One of the more careful recalibrations in Georgia toward Donald Trump has come from Gov. Nathan Deal. The two-term Republican cast an early ballot for former Florida Gov. Jeb Bush, who had dropped out of the race by the time Georgia held its March 1 primary. Deal was largely tight-lipped about Trump until he emerged as the party’s presumptive pick.
In an interview this week, though, Deal said he was disappointed by the criticism of Trump by former Massachusetts Gov. Mitt Romney and Arizona U.S. Sen. John McCain, past GOP standard-bearers who had to overcome their own concerns from conservative activists. It’s time for Trump’s staunchest critics to give him a second look, Deal added.

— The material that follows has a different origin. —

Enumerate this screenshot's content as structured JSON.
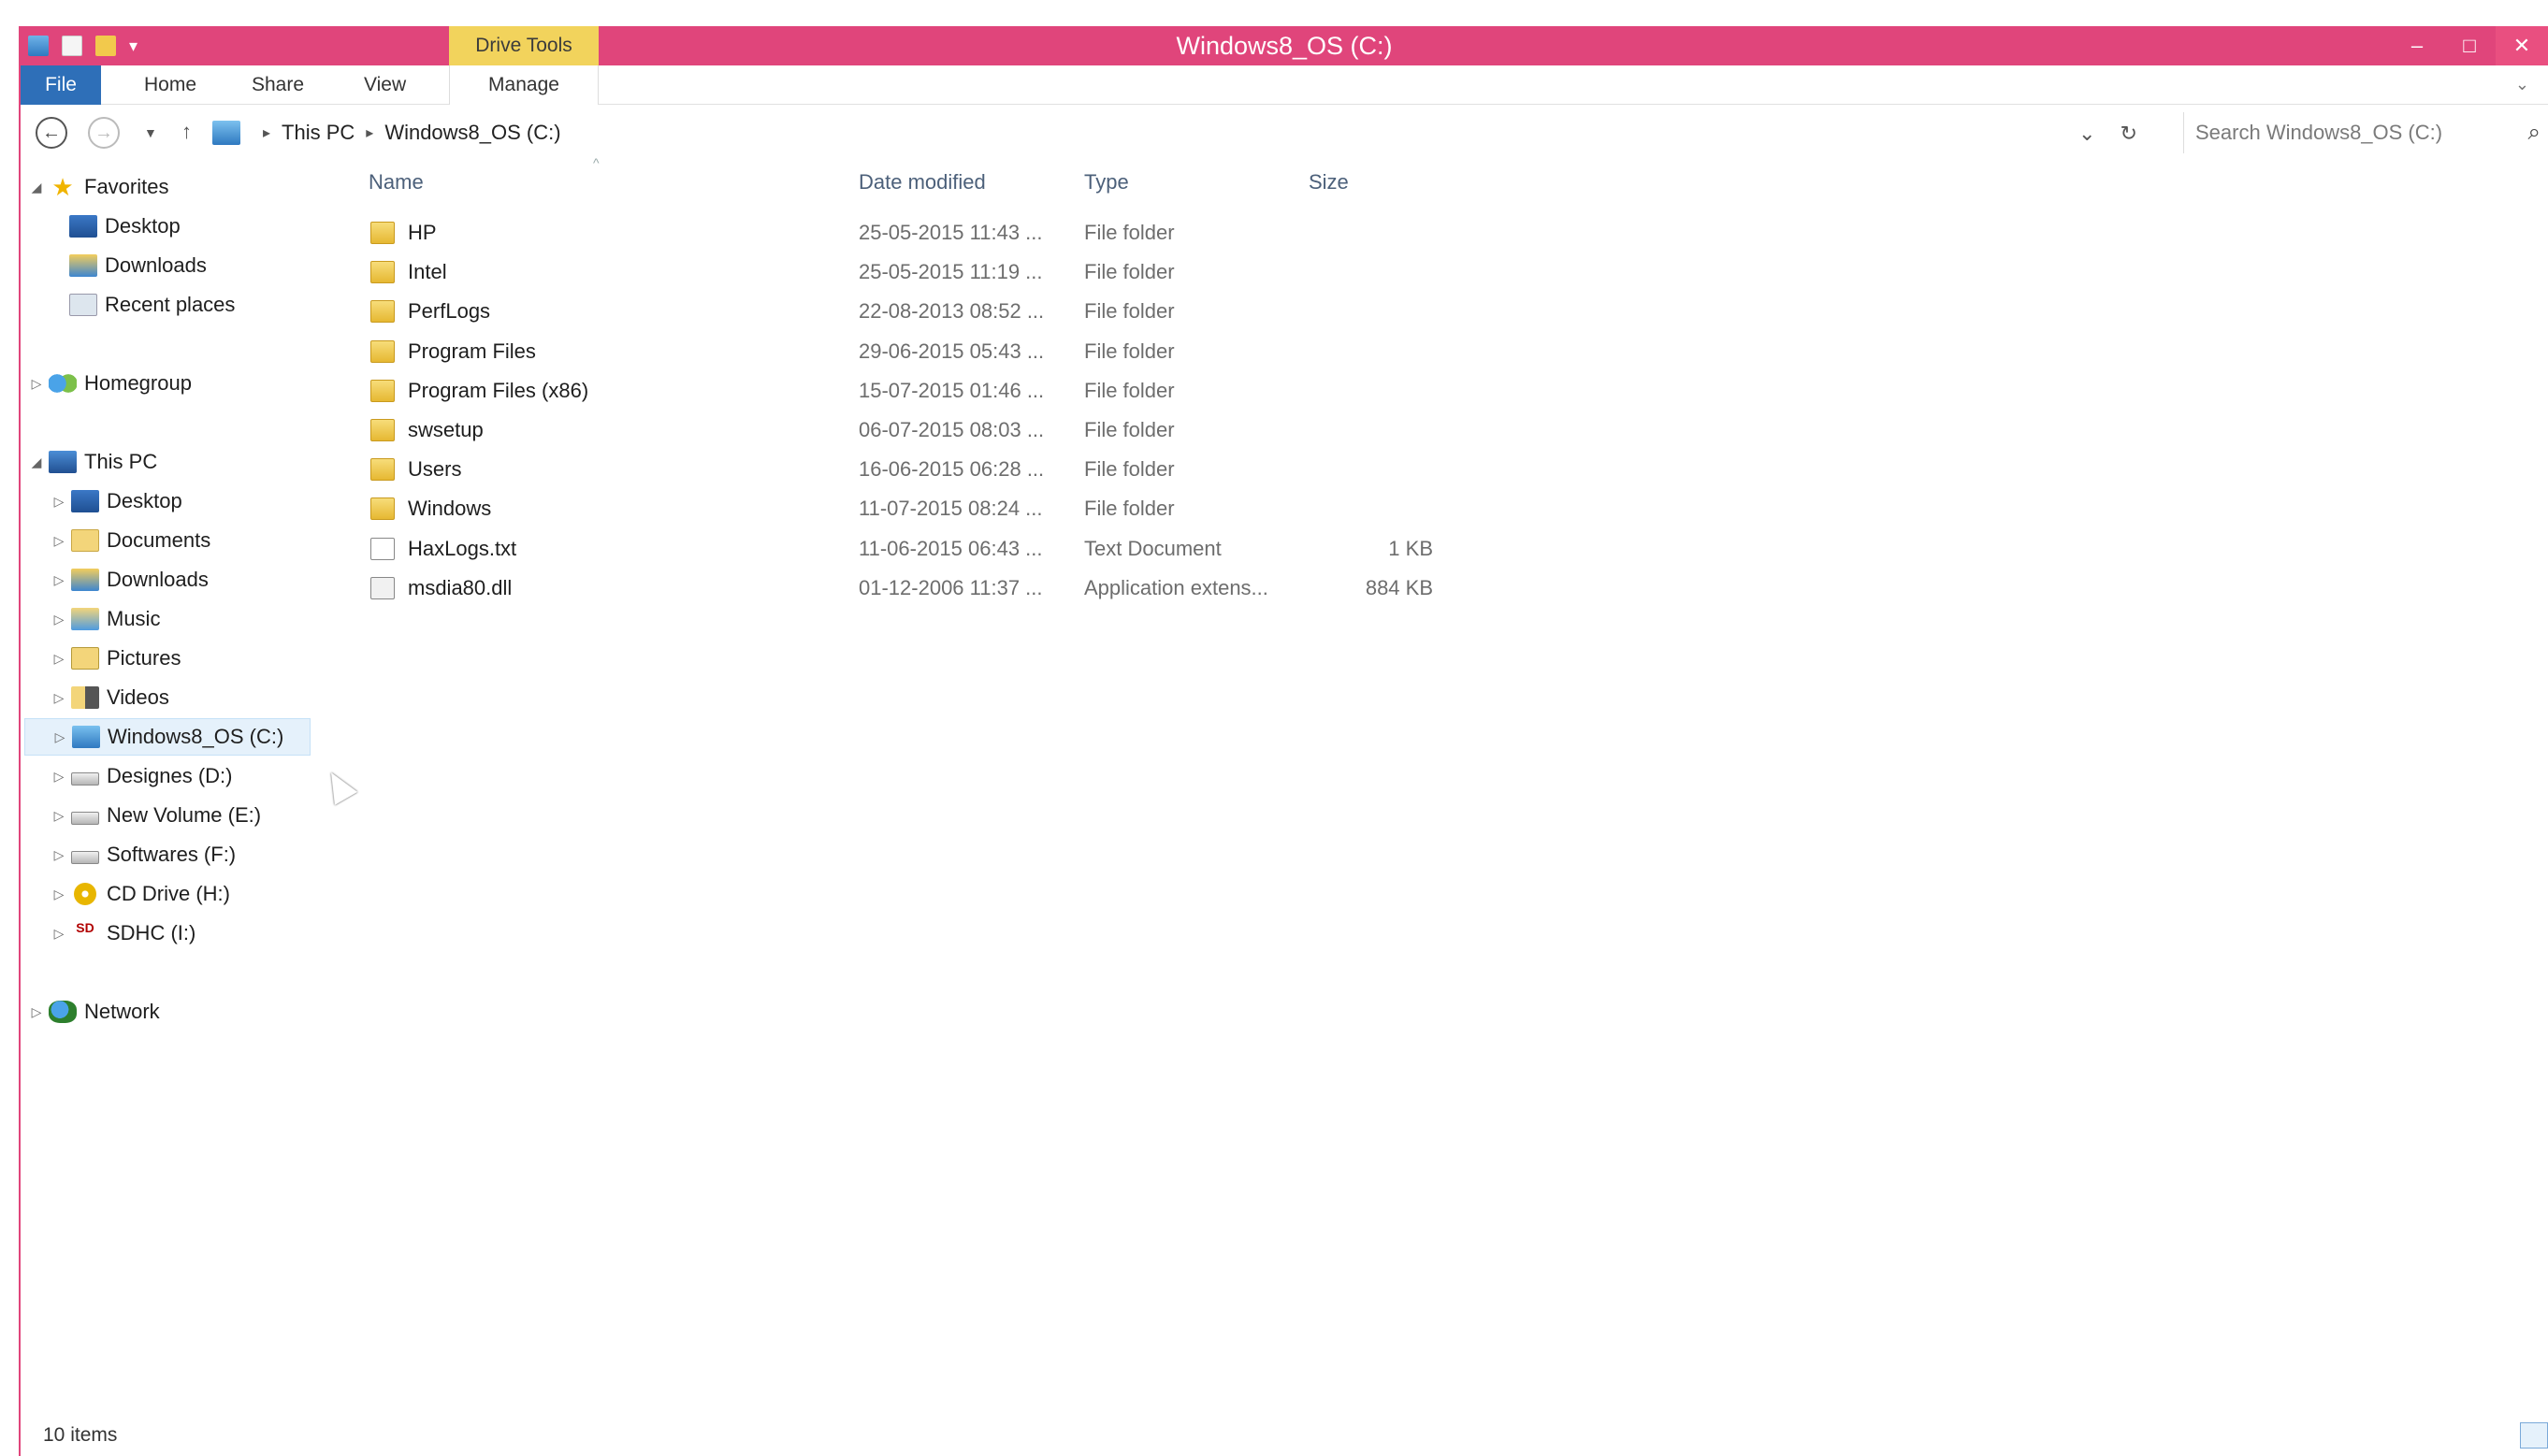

“Do I think that he will modify his positions or maybe explain them more completely? Yes, I think he will,” Deal said. “I’m hopeful that the leaders in positions of responsibility in our country will give him the opportunity to do that and to enlighten him when they think he’s misinformed. And I think he’s going to be willing to listen.”
It’s a tricky balancing act for Georgia’s top Republicans, who are nervous that Trump could do lasting damage to the party but also fearful of giving a Democratic presidential candidate an opening to win the state for the first time since 1992. They also recognize that openly bucking Trump, who won Georgia’s crowded primary with nearly 40 percent of the vote, could be politically perilous.